This is the time of year to expect to see throngs of migratory birds returning from the south, as they have for millennia, for another attempt at nesting and producing young.
The earliest to arrive are typically those species that spend the winter mainly south of Minnesota but within the U.S. Common examples are American robins, eastern phoebes, dark-eyed juncos and sandhill cranes.
During May, the neotropical migrants — those species that winter south of the U.S. through Central and South America — arrive en masse. These include some of "our" most colorful species like warblers, tanagers and grosbeaks, but also more subtly plumaged species like flycatchers and vireos. Many have Minnesota as their destination, while others continue much farther north into Canada.

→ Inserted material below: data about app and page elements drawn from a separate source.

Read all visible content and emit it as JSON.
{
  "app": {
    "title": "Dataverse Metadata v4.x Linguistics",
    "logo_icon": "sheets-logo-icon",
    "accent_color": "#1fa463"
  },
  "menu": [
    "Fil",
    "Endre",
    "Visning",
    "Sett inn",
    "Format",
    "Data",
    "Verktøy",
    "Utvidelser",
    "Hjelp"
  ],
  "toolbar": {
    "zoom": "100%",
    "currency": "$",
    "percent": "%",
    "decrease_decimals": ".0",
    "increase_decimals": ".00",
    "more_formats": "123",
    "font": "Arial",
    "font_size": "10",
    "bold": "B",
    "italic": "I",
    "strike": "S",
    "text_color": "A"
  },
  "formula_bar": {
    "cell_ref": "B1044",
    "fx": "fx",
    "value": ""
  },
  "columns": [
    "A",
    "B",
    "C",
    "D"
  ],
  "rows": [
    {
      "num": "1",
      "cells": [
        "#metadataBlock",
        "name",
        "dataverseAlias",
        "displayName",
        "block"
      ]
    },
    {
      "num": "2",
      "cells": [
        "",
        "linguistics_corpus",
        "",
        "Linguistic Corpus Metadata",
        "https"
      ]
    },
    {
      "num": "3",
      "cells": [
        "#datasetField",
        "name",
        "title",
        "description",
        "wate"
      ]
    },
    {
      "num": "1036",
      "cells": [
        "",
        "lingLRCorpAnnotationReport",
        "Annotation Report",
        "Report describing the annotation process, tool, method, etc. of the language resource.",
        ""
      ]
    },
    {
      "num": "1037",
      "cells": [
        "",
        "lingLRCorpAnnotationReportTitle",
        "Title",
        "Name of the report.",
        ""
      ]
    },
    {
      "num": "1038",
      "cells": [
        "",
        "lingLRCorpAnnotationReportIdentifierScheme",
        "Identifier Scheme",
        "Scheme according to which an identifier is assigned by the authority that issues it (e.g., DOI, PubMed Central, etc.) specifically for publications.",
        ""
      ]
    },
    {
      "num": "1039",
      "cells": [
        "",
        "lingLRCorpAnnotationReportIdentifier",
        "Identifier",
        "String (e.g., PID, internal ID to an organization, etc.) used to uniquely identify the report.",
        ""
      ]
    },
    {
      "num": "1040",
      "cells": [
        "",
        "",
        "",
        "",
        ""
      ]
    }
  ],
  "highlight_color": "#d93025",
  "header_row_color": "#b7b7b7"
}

What triggers this annual phenomenon? For the majority of species, we know it is the gradually increasing period of daylight, or photoperiod, which stimulates the pituitary gland to secrete hormones that cause birds to feed more, accumulate fat, become hyperactive and eventually migrate. These behaviors are purely instinctive, not able to be controlled. In effect, the birds are little more than robots under the complete control of their unique genetic make-ups. The evolutionary process of natural selection ultimately determines how each species responds to environmental cues, such as increasing photoperiod. Local weather conditions, like storms or adverse winds, also play a role in fine-tuning the precise migration schedules of species each year.
Natural selection favors individuals that are able to produce the most surviving and ultimately reproducing young. Among the many factors that affect reproductive success is the timing of arrival at their nesting grounds. Individuals that arrive earliest can nest earlier. An early start means a greater chance of being able to raise two or more broods of young. When this happens, the genes that promote early migration are passed on to the young, which will then be prone to migrating early themselves the following year, and this trait will become more common in the population over time.
But those early arrivals may also face a greater chance than late arrivals of encountering severe weather and food shortage. We see this often: Early swallows or bluebirds dying in their nest boxes from cold and lack of food. Or, as I saw in late April last year, thousands of hermit thrushes trying to eke out a living along roadsides because their normal feeding areas had been coated in ice. I suspect many of these birds perished. So the drive to arrive early and produce more young is sometimes offset by the risks of arriving early and not surviving to reproduce.
How these forces play out over time determine whether early or late arrivers "win" in the long run. To be sure, migration is a perilous undertaking. But because it is an essential part of the life cycle of migratory birds, it will continue to happen year after year, much to our delight and fascination in being able to witness the spectacle.